Ironman Michael Stone Inspires

One of the standout finishers of Boulder’s Ironman was local legend Michael Stone, a Boulder athlete and business owner whose finish in 14 hours, 7 minutes marked his 16th lifetime Ironman.

That’s an impressive accomplishment, but absolutely astonishing considering that Stone is legally blind.

For nine years he has lived with retinitis pigmentosa, a slow but sure degenerative disease that eventually causes blindness. During this time, he has participated in triathlons of every kind either alone or with the assistance of athletic guides who lend their vision and verbal cues.

michaelstone photo 2But Sunday it was all Stone – gutting it out solo to the finish line where he briefly collapsed and learned from a medic that he had sustained a serious concussion during the race.

“I knew I got hit in the back of the head during the swim, but you know, you just kind of forget about these things and go on autopilot,” he says. “Throughout the race I was dizzy and the back of my head ached, but I didn’t think too much about it. I was pretty much focused on being out there with my community and getting it done.”

For Stone, it was not a typical race. He walked through about 90 percent of the marathon, usually his strongest of the three events.

“I just haven’t had the zip in my run lately, and I certainly can’t blame it on the concussion,” he says.

The past 18 months have been particularly challenging for Stone as the deterioration of his eyesight left him with virtually no functional vision. This has made training extremely difficult, and certainly not the fun and meditative joy it used to be.

For that reason, the Boulder Ironman was Stone’s final solo race – and he thoroughly relished the day.

“I just wanted to be out there with my community,” he says. “And, honestly I have never felt more loved by my community. There is no quantitative measure – no time, no clock – that could gauge that experience.”

He may not be racing an Ironman solo again, but Stone’s athleticism is hardly going dark. He learned long ago that being active is everything – sight or no sight.

“Blindness is very scary and it’s too easy to just stay home,” he says. “You have to keep moving.”

Guide and longtime friend Kimberly Baldwin, who works at RE/MAX of Boulder, is ready and waiting for the next opportunity to race tandem with Stone. The two teamed up to compete in numerous off-road triathlons in 2013 and ’14.

“I can’t keep up with him during the swim, so where we mainly work together is during the transitions, cycling and running,” says Baldwin, a four-time national cycling champion who rode professionally for eight years. “I ride in front of him staying very close – within 6 feet where he can see me, giving him verbal cues to get through the course.”

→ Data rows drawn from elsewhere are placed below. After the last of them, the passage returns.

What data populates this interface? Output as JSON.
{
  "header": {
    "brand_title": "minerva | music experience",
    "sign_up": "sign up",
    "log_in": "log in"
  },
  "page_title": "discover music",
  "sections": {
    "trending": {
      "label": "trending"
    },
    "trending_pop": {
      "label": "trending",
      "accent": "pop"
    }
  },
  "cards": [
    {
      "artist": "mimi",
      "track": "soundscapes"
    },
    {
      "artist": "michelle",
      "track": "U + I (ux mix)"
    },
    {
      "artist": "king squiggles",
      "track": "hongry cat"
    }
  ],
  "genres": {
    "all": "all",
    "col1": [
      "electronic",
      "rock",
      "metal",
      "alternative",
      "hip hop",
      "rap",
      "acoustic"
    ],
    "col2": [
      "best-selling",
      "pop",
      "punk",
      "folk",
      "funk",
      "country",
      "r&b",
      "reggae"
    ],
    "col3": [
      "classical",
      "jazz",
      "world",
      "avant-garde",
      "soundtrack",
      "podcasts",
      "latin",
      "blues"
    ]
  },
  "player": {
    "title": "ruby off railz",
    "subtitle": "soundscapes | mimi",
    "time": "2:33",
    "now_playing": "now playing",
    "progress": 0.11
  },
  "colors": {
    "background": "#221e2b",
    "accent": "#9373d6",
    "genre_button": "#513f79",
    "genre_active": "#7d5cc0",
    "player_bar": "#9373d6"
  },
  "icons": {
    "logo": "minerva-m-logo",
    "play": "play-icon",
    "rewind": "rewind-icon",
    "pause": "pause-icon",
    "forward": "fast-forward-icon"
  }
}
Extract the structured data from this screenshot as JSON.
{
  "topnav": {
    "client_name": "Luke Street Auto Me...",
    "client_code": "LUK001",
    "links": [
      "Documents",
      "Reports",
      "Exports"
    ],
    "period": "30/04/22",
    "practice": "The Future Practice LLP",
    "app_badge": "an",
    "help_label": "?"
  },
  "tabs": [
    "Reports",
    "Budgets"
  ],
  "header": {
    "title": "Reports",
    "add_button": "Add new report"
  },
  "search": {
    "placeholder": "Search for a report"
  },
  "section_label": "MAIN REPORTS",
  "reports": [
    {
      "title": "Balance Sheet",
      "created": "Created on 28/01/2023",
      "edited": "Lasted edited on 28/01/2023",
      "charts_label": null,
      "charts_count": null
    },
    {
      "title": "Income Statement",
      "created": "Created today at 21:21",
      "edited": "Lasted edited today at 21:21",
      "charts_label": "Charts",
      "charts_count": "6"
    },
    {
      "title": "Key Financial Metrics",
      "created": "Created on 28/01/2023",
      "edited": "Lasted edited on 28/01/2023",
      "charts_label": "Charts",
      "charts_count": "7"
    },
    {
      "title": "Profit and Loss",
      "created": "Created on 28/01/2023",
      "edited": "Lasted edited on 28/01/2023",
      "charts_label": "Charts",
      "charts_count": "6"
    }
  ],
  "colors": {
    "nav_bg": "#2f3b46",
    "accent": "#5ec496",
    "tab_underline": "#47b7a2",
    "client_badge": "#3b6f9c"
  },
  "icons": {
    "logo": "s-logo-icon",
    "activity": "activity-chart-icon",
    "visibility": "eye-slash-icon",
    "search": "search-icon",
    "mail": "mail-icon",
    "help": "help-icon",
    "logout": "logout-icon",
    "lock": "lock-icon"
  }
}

The two met during a coaching stint with Boulder’s Fast Forward Sports and have been friends ever since, racing in off-road triathlons across the country, and finishing up with the Xterra World competition in Maui last year.

“We laugh a lot, which is key,” she says.

“Kimberly is a world-class athlete and to have a world class athlete slow down to lend me her eyes is humbling, because I know what she is capable of doing,” he says. “It means a tremendous amount to me.”

Another facet of life that has kept Stone moving is the business he purchased in 2006 and has since expanded exponentially. Colorado Multisport, located within the same Boulder shopping center as McGuckin Hardware on Canyon Boulevard, has become a destination for anyone remotely interested in triathlons.

When he considered buying the business, it was something altogether different. The business was run out of a single-wide trailer on 27th and Spruce streets by mostly absentee owners. And yet Stone was an enthusiastic customer. Focused on triathletes, the store had tremendous potential from Stone’s vantage point, as he experienced the growth of the sport firsthand. He approached his good friend and store manager Ryan Ignatz about a possible collaboration.

“I just realized what the store could be for everyone,” he says. “It was a win for the community, a win for the people working here and a win for me, because I needed a place to be.”

Providing triathletes with what they need to succeed, Colorado Multisport has today emerged the local leader in what many people think of as the most vibrant retail athletic market in the world. The extensive merchandise on the floor – bicycles, clothing, nutrition, wet suits, etc. – is all bolstered by a bigger-picture approach to helping people accomplish their goals through the triathlon experience.

We are excited to feature Colorado Multisport in this space all month, as we celebrate Boulder’s thriving outdoor industry.